New Delhi: He calls himself the last couturier. In India to attend the Mint Luxury Conference in Mumbai on Friday, French designer Emanuel Ungaro spoke of his career in fashion, with opera playing in the background. With a mottled pistachio pocket square tucked in his beige suit, quoting poetry, and eliciting applause—he is indeed the last of something beautiful, if not couture.
Ungaro, 78, comes from an era when being in the business of haute couture meant being able to cut, sew and fit. “Like Chanel and Balenciaga”, he says, adding that he owes much to Cristobal Balenciaga, under whom he started his career in fashion after his move to Paris at the age of 22.
Ungaro was born in Aix-en-Provence in the south of France, where his Italian tailor father had fled because of the fascist uprising in Italy. His foray with dressmaking started early, when his father gifted him a sewing machine as a 12-year-old. Over the years, he made ruffled dresses, floral patterns and drapes his trademark, setting up his eponymous label in 1965, and dressing the likes of Jackie Kennedy.
In 2005, Ungaro retired and sold his label for $84 million (Rs375 crore today). He now spends his time as an educator and designing for the opera. Edited excerpts:
What brings you to India for a summit on luxury?
I have a great emotional relationship with the country. I’m convinced that if I had come to India when I was in my 20s, I would have never gone back.
I always tell our representatives or partners in Asia that they must insist on the strength of their own culture and aesthetic, that they shouldn’t fall into a cycle of parody.
You learnt tailoring and design from your father, who designed for men. But you’ve been known for your seductive couture for women. Why did you choose to design for women?
Design, for me, is all about provocation. When I was dressing models as a designer, I wanted to be seduced by them. It is the most important thing in fashion. I did design for men in the early 1970s, and it was important to do that to learn discipline. But designing for women teaches you about life, and about passion. I learnt a lot in the years I spent dressing the femmes du monde, or the society women, in Paris. I was confronted with their needs. The quest of my design has been to answer what women want. And I still don’t know what that is.
You set up your own design house at the very young age of 32.
I had to prove myself. I was successful working with other design houses, but when I started off on my own, it was with nothing. I rented a small place and had four girls working with me. From Balenciaga, I learnt not just mastery in fashion, but the rigours of working hard—a rare talent in the world of fashion.
Who were your first patrons or investors?
I didn’t want investors, I wanted my freedom. It was not acceptable to me to be told what to do. I wasn’t—and I’m still not—very well-versed with the trappings of the trade, but in the creative world you have to take risks. Some designers are good at straddling both of these, such as Karl Lagerfeld. Take Coco Chanel, she accomplished a lot. She was an incredible woman, but she was also mean.
The design house had been in trouble since you left. It must have been a difficult decision to sell your label and to retire from all you had built in 2005?
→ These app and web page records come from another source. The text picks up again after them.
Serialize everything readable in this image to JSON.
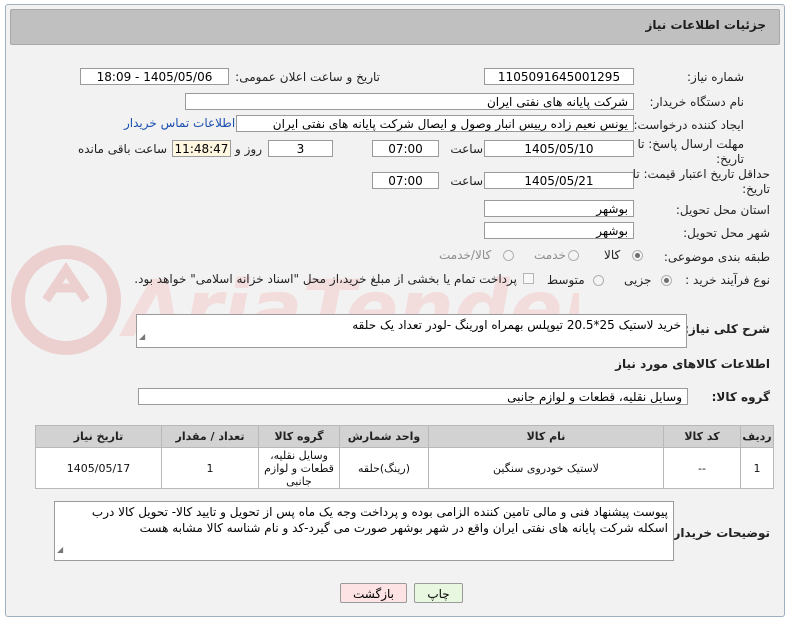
{
  "header": {
    "title": "جزئیات اطلاعات نیاز"
  },
  "watermark": "AriaTender.net",
  "form": {
    "need_number_label": "شماره نیاز:",
    "need_number": "1105091645001295",
    "announce_label": "تاریخ و ساعت اعلان عمومی:",
    "announce_value": "1405/05/06 - 18:09",
    "buyer_org_label": "نام دستگاه خریدار:",
    "buyer_org": "شرکت پایانه های نفتی ایران",
    "creator_label": "ایجاد کننده درخواست:",
    "creator": "یونس نعیم زاده رییس انبار وصول و ایصال شرکت پایانه های نفتی ایران",
    "contact_link": "اطلاعات تماس خریدار",
    "deadline_label": "مهلت ارسال پاسخ: تا تاریخ:",
    "deadline_date": "1405/05/10",
    "time_label": "ساعت",
    "deadline_time": "07:00",
    "days_value": "3",
    "days_label": "روز و",
    "remaining_value": "11:48:47",
    "remaining_label": "ساعت باقی مانده",
    "validity_label": "حداقل تاریخ اعتبار قیمت: تا تاریخ:",
    "validity_date": "1405/05/21",
    "validity_time": "07:00",
    "province_label": "استان محل تحویل:",
    "province": "بوشهر",
    "city_label": "شهر محل تحویل:",
    "city": "بوشهر",
    "category_label": "طبقه بندی موضوعی:",
    "category_options": [
      "کالا",
      "خدمت",
      "کالا/خدمت"
    ],
    "category_selected": "کالا",
    "process_label": "نوع فرآیند خرید :",
    "process_options": [
      "جزیی",
      "متوسط"
    ],
    "process_selected": "جزیی",
    "payment_note": "پرداخت تمام یا بخشی از مبلغ خرید،از محل \"اسناد خزانه اسلامی\" خواهد بود."
  },
  "summary": {
    "label": "شرح کلی نیاز:",
    "text": "خرید لاستیک 25*20.5 تیوپلس بهمراه اورینگ -لودر تعداد یک حلقه"
  },
  "goods": {
    "section_title": "اطلاعات کالاهای مورد نیاز",
    "group_label": "گروه کالا:",
    "group_value": "وسایل نقلیه، قطعات و لوازم جانبی"
  },
  "table": {
    "headers": [
      "ردیف",
      "کد کالا",
      "نام کالا",
      "واحد شمارش",
      "گروه کالا",
      "تعداد / مقدار",
      "تاریخ نیاز"
    ],
    "rows": [
      [
        "1",
        "--",
        "لاستیک خودروی سنگین",
        "(رینگ)حلقه",
        "وسایل نقلیه، قطعات و لوازم جانبی",
        "1",
        "1405/05/17"
      ]
    ]
  },
  "buyer_notes": {
    "label": "توضیحات خریدار:",
    "text": "پیوست پیشنهاد فنی و مالی تامین کننده الزامی بوده و پرداخت وجه یک ماه پس از تحویل و تایید کالا- تحویل کالا درب اسکله شرکت پایانه های نفتی ایران واقع در شهر بوشهر صورت می گیرد-کد و نام شناسه کالا مشابه هست"
  },
  "buttons": {
    "print": "چاپ",
    "back": "بازگشت"
  },
  "colors": {
    "print_bg": "#e8f7df",
    "back_bg": "#fde3e3",
    "watermark": "#f1d6d6",
    "link": "#1a4fb0"
  }
}
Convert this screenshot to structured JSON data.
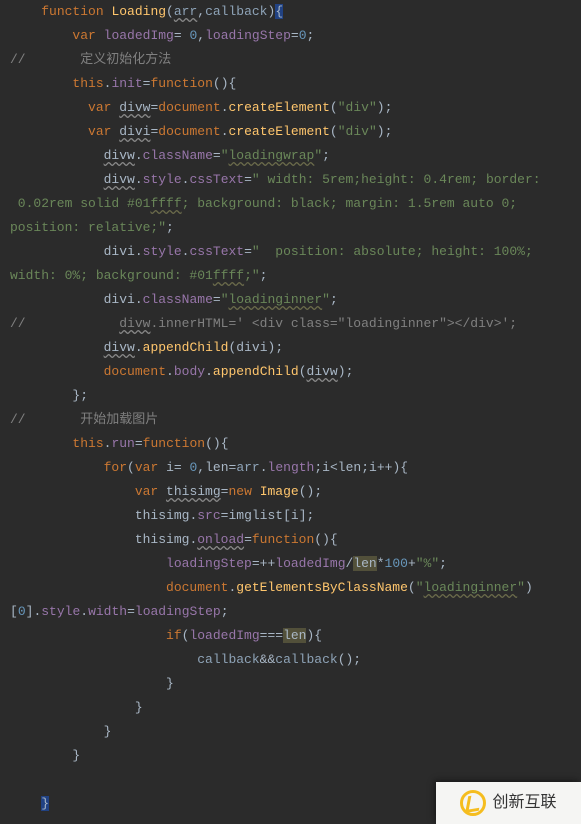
{
  "watermark": {
    "text": "创新互联"
  },
  "lines": [
    {
      "c": "g",
      "segs": [
        {
          "t": "    ",
          "c": "id"
        },
        {
          "t": "function ",
          "c": "kw"
        },
        {
          "t": "Loading",
          "c": "fname"
        },
        {
          "t": "(",
          "c": "par"
        },
        {
          "t": "arr",
          "c": "param wavy"
        },
        {
          "t": ",",
          "c": "op"
        },
        {
          "t": "callback",
          "c": "param"
        },
        {
          "t": ")",
          "c": "par"
        },
        {
          "t": "{",
          "c": "brace sel"
        }
      ]
    },
    {
      "c": "g",
      "segs": [
        {
          "t": "        ",
          "c": "id"
        },
        {
          "t": "var ",
          "c": "kw"
        },
        {
          "t": "loadedImg",
          "c": "prop"
        },
        {
          "t": "= ",
          "c": "op"
        },
        {
          "t": "0",
          "c": "num"
        },
        {
          "t": ",",
          "c": "op"
        },
        {
          "t": "loadingStep",
          "c": "prop"
        },
        {
          "t": "=",
          "c": "op"
        },
        {
          "t": "0",
          "c": "num"
        },
        {
          "t": ";",
          "c": "op"
        }
      ]
    },
    {
      "c": "",
      "segs": [
        {
          "t": "//       定义初始化方法",
          "c": "cmt"
        }
      ]
    },
    {
      "c": "g",
      "segs": [
        {
          "t": "        ",
          "c": "id"
        },
        {
          "t": "this",
          "c": "kwthis"
        },
        {
          "t": ".",
          "c": "op"
        },
        {
          "t": "init",
          "c": "prop"
        },
        {
          "t": "=",
          "c": "op"
        },
        {
          "t": "function",
          "c": "kw"
        },
        {
          "t": "()",
          "c": "par"
        },
        {
          "t": "{",
          "c": "brace"
        }
      ]
    },
    {
      "c": "g",
      "segs": [
        {
          "t": "          ",
          "c": "id"
        },
        {
          "t": "var ",
          "c": "kw"
        },
        {
          "t": "divw",
          "c": "id wavy"
        },
        {
          "t": "=",
          "c": "op"
        },
        {
          "t": "document",
          "c": "doc"
        },
        {
          "t": ".",
          "c": "op"
        },
        {
          "t": "createElement",
          "c": "fname"
        },
        {
          "t": "(",
          "c": "par"
        },
        {
          "t": "\"div\"",
          "c": "str"
        },
        {
          "t": ")",
          "c": "par"
        },
        {
          "t": ";",
          "c": "op"
        }
      ]
    },
    {
      "c": "g",
      "segs": [
        {
          "t": "          ",
          "c": "id"
        },
        {
          "t": "var ",
          "c": "kw"
        },
        {
          "t": "divi",
          "c": "id wavy"
        },
        {
          "t": "=",
          "c": "op"
        },
        {
          "t": "document",
          "c": "doc"
        },
        {
          "t": ".",
          "c": "op"
        },
        {
          "t": "createElement",
          "c": "fname"
        },
        {
          "t": "(",
          "c": "par"
        },
        {
          "t": "\"div\"",
          "c": "str"
        },
        {
          "t": ")",
          "c": "par"
        },
        {
          "t": ";",
          "c": "op"
        }
      ]
    },
    {
      "c": "g",
      "segs": [
        {
          "t": "            ",
          "c": "id"
        },
        {
          "t": "divw",
          "c": "id wavy"
        },
        {
          "t": ".",
          "c": "op"
        },
        {
          "t": "className",
          "c": "prop"
        },
        {
          "t": "=",
          "c": "op"
        },
        {
          "t": "\"",
          "c": "str"
        },
        {
          "t": "loadingwrap",
          "c": "str wavyg"
        },
        {
          "t": "\"",
          "c": "str"
        },
        {
          "t": ";",
          "c": "op"
        }
      ]
    },
    {
      "c": "g",
      "segs": [
        {
          "t": "            ",
          "c": "id"
        },
        {
          "t": "divw",
          "c": "id wavy"
        },
        {
          "t": ".",
          "c": "op"
        },
        {
          "t": "style",
          "c": "prop"
        },
        {
          "t": ".",
          "c": "op"
        },
        {
          "t": "cssText",
          "c": "prop"
        },
        {
          "t": "=",
          "c": "op"
        },
        {
          "t": "\" width: 5rem;height: 0.4rem; border:",
          "c": "str"
        }
      ]
    },
    {
      "c": "",
      "segs": [
        {
          "t": " 0.02rem solid #01",
          "c": "str"
        },
        {
          "t": "ffff",
          "c": "str wavyg"
        },
        {
          "t": "; background: black; margin: 1.5rem auto 0;",
          "c": "str"
        }
      ]
    },
    {
      "c": "",
      "segs": [
        {
          "t": "position: relative;\"",
          "c": "str"
        },
        {
          "t": ";",
          "c": "op"
        }
      ]
    },
    {
      "c": "g",
      "segs": [
        {
          "t": "            ",
          "c": "id"
        },
        {
          "t": "divi",
          "c": "id"
        },
        {
          "t": ".",
          "c": "op"
        },
        {
          "t": "style",
          "c": "prop"
        },
        {
          "t": ".",
          "c": "op"
        },
        {
          "t": "cssText",
          "c": "prop"
        },
        {
          "t": "=",
          "c": "op"
        },
        {
          "t": "\"  position: absolute; height: 100%;",
          "c": "str"
        }
      ]
    },
    {
      "c": "",
      "segs": [
        {
          "t": "width: 0%; background: #01",
          "c": "str"
        },
        {
          "t": "ffff",
          "c": "str wavyg"
        },
        {
          "t": ";\"",
          "c": "str"
        },
        {
          "t": ";",
          "c": "op"
        }
      ]
    },
    {
      "c": "g",
      "segs": [
        {
          "t": "            ",
          "c": "id"
        },
        {
          "t": "divi",
          "c": "id"
        },
        {
          "t": ".",
          "c": "op"
        },
        {
          "t": "className",
          "c": "prop"
        },
        {
          "t": "=",
          "c": "op"
        },
        {
          "t": "\"",
          "c": "str"
        },
        {
          "t": "loadinginner",
          "c": "str wavyg"
        },
        {
          "t": "\"",
          "c": "str"
        },
        {
          "t": ";",
          "c": "op"
        }
      ]
    },
    {
      "c": "",
      "segs": [
        {
          "t": "//            ",
          "c": "cmt"
        },
        {
          "t": "divw",
          "c": "cmt wavy"
        },
        {
          "t": ".innerHTML=' <div class=\"loadinginner\"></div>';",
          "c": "cmt"
        }
      ]
    },
    {
      "c": "g",
      "segs": [
        {
          "t": "            ",
          "c": "id"
        },
        {
          "t": "divw",
          "c": "id wavy"
        },
        {
          "t": ".",
          "c": "op"
        },
        {
          "t": "appendChild",
          "c": "fname"
        },
        {
          "t": "(",
          "c": "par"
        },
        {
          "t": "divi",
          "c": "id"
        },
        {
          "t": ")",
          "c": "par"
        },
        {
          "t": ";",
          "c": "op"
        }
      ]
    },
    {
      "c": "g",
      "segs": [
        {
          "t": "            ",
          "c": "id"
        },
        {
          "t": "document",
          "c": "doc"
        },
        {
          "t": ".",
          "c": "op"
        },
        {
          "t": "body",
          "c": "prop"
        },
        {
          "t": ".",
          "c": "op"
        },
        {
          "t": "appendChild",
          "c": "fname"
        },
        {
          "t": "(",
          "c": "par"
        },
        {
          "t": "divw",
          "c": "id wavy"
        },
        {
          "t": ")",
          "c": "par"
        },
        {
          "t": ";",
          "c": "op"
        }
      ]
    },
    {
      "c": "g",
      "segs": [
        {
          "t": "        ",
          "c": "id"
        },
        {
          "t": "}",
          "c": "brace"
        },
        {
          "t": ";",
          "c": "op"
        }
      ]
    },
    {
      "c": "",
      "segs": [
        {
          "t": "//       开始加载图片",
          "c": "cmt"
        }
      ]
    },
    {
      "c": "g",
      "segs": [
        {
          "t": "        ",
          "c": "id"
        },
        {
          "t": "this",
          "c": "kwthis"
        },
        {
          "t": ".",
          "c": "op"
        },
        {
          "t": "run",
          "c": "prop"
        },
        {
          "t": "=",
          "c": "op"
        },
        {
          "t": "function",
          "c": "kw"
        },
        {
          "t": "()",
          "c": "par"
        },
        {
          "t": "{",
          "c": "brace"
        }
      ]
    },
    {
      "c": "g",
      "segs": [
        {
          "t": "            ",
          "c": "id"
        },
        {
          "t": "for",
          "c": "kw"
        },
        {
          "t": "(",
          "c": "par"
        },
        {
          "t": "var ",
          "c": "kw"
        },
        {
          "t": "i",
          "c": "id"
        },
        {
          "t": "= ",
          "c": "op"
        },
        {
          "t": "0",
          "c": "num"
        },
        {
          "t": ",",
          "c": "op"
        },
        {
          "t": "len",
          "c": "id"
        },
        {
          "t": "=",
          "c": "op"
        },
        {
          "t": "arr",
          "c": "param"
        },
        {
          "t": ".",
          "c": "op"
        },
        {
          "t": "length",
          "c": "prop"
        },
        {
          "t": ";",
          "c": "op"
        },
        {
          "t": "i",
          "c": "id"
        },
        {
          "t": "<",
          "c": "op"
        },
        {
          "t": "len",
          "c": "id"
        },
        {
          "t": ";",
          "c": "op"
        },
        {
          "t": "i",
          "c": "id"
        },
        {
          "t": "++",
          "c": "op"
        },
        {
          "t": ")",
          "c": "par"
        },
        {
          "t": "{",
          "c": "brace"
        }
      ]
    },
    {
      "c": "g",
      "segs": [
        {
          "t": "                ",
          "c": "id"
        },
        {
          "t": "var ",
          "c": "kw"
        },
        {
          "t": "thisimg",
          "c": "id wavy"
        },
        {
          "t": "=",
          "c": "op"
        },
        {
          "t": "new ",
          "c": "kw"
        },
        {
          "t": "Image",
          "c": "fname"
        },
        {
          "t": "()",
          "c": "par"
        },
        {
          "t": ";",
          "c": "op"
        }
      ]
    },
    {
      "c": "g",
      "segs": [
        {
          "t": "                ",
          "c": "id"
        },
        {
          "t": "thisimg",
          "c": "id"
        },
        {
          "t": ".",
          "c": "op"
        },
        {
          "t": "src",
          "c": "prop"
        },
        {
          "t": "=",
          "c": "op"
        },
        {
          "t": "imglist",
          "c": "id"
        },
        {
          "t": "[",
          "c": "par"
        },
        {
          "t": "i",
          "c": "id"
        },
        {
          "t": "]",
          "c": "par"
        },
        {
          "t": ";",
          "c": "op"
        }
      ]
    },
    {
      "c": "g",
      "segs": [
        {
          "t": "                ",
          "c": "id"
        },
        {
          "t": "thisimg",
          "c": "id"
        },
        {
          "t": ".",
          "c": "op"
        },
        {
          "t": "onload",
          "c": "prop wavy"
        },
        {
          "t": "=",
          "c": "op"
        },
        {
          "t": "function",
          "c": "kw"
        },
        {
          "t": "()",
          "c": "par"
        },
        {
          "t": "{",
          "c": "brace"
        }
      ]
    },
    {
      "c": "g",
      "segs": [
        {
          "t": "                    ",
          "c": "id"
        },
        {
          "t": "loadingStep",
          "c": "prop"
        },
        {
          "t": "=",
          "c": "op"
        },
        {
          "t": "++",
          "c": "op"
        },
        {
          "t": "loadedImg",
          "c": "prop"
        },
        {
          "t": "/",
          "c": "op"
        },
        {
          "t": "len",
          "c": "id warnbg"
        },
        {
          "t": "*",
          "c": "op"
        },
        {
          "t": "100",
          "c": "num"
        },
        {
          "t": "+",
          "c": "op"
        },
        {
          "t": "\"%\"",
          "c": "str"
        },
        {
          "t": ";",
          "c": "op"
        }
      ]
    },
    {
      "c": "g",
      "segs": [
        {
          "t": "                    ",
          "c": "id"
        },
        {
          "t": "document",
          "c": "doc"
        },
        {
          "t": ".",
          "c": "op"
        },
        {
          "t": "getElementsByClassName",
          "c": "fname"
        },
        {
          "t": "(",
          "c": "par"
        },
        {
          "t": "\"",
          "c": "str"
        },
        {
          "t": "loadinginner",
          "c": "str wavyg"
        },
        {
          "t": "\"",
          "c": "str"
        },
        {
          "t": ")",
          "c": "par"
        }
      ]
    },
    {
      "c": "",
      "segs": [
        {
          "t": "[",
          "c": "par"
        },
        {
          "t": "0",
          "c": "num"
        },
        {
          "t": "]",
          "c": "par"
        },
        {
          "t": ".",
          "c": "op"
        },
        {
          "t": "style",
          "c": "prop"
        },
        {
          "t": ".",
          "c": "op"
        },
        {
          "t": "width",
          "c": "prop"
        },
        {
          "t": "=",
          "c": "op"
        },
        {
          "t": "loadingStep",
          "c": "prop"
        },
        {
          "t": ";",
          "c": "op"
        }
      ]
    },
    {
      "c": "g",
      "segs": [
        {
          "t": "                    ",
          "c": "id"
        },
        {
          "t": "if",
          "c": "kw"
        },
        {
          "t": "(",
          "c": "par"
        },
        {
          "t": "loadedImg",
          "c": "prop"
        },
        {
          "t": "===",
          "c": "op"
        },
        {
          "t": "len",
          "c": "id warnbg"
        },
        {
          "t": ")",
          "c": "par"
        },
        {
          "t": "{",
          "c": "brace"
        }
      ]
    },
    {
      "c": "g",
      "segs": [
        {
          "t": "                        ",
          "c": "id"
        },
        {
          "t": "callback",
          "c": "param"
        },
        {
          "t": "&&",
          "c": "op"
        },
        {
          "t": "callback",
          "c": "param"
        },
        {
          "t": "()",
          "c": "par"
        },
        {
          "t": ";",
          "c": "op"
        }
      ]
    },
    {
      "c": "g",
      "segs": [
        {
          "t": "                    ",
          "c": "id"
        },
        {
          "t": "}",
          "c": "brace"
        }
      ]
    },
    {
      "c": "g",
      "segs": [
        {
          "t": "                ",
          "c": "id"
        },
        {
          "t": "}",
          "c": "brace"
        }
      ]
    },
    {
      "c": "g",
      "segs": [
        {
          "t": "            ",
          "c": "id"
        },
        {
          "t": "}",
          "c": "brace"
        }
      ]
    },
    {
      "c": "g",
      "segs": [
        {
          "t": "        ",
          "c": "id"
        },
        {
          "t": "}",
          "c": "brace"
        }
      ]
    },
    {
      "c": "",
      "segs": [
        {
          "t": " ",
          "c": "id"
        }
      ]
    },
    {
      "c": "g",
      "segs": [
        {
          "t": "    ",
          "c": "id"
        },
        {
          "t": "}",
          "c": "brace sel"
        }
      ]
    }
  ]
}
It was partly due to health reasons. I don’t repent it. I’m a family man—again, unlike many in fashion—and I had to protect them. Also, to put it simply, I retired because the design house was trying to train a young designer to succeed me.
But when a house such as Ungaro loses its creator, it loses its soul. It is finished.
What do you look back upon?
Can you imagine the absurdity of being in a profession in which one is judged four times a year? To be judged so for 43 years was trying. But it was also inspiring. It was an adventure, a very dangerous one in which if you don’t succeed, you’re dead.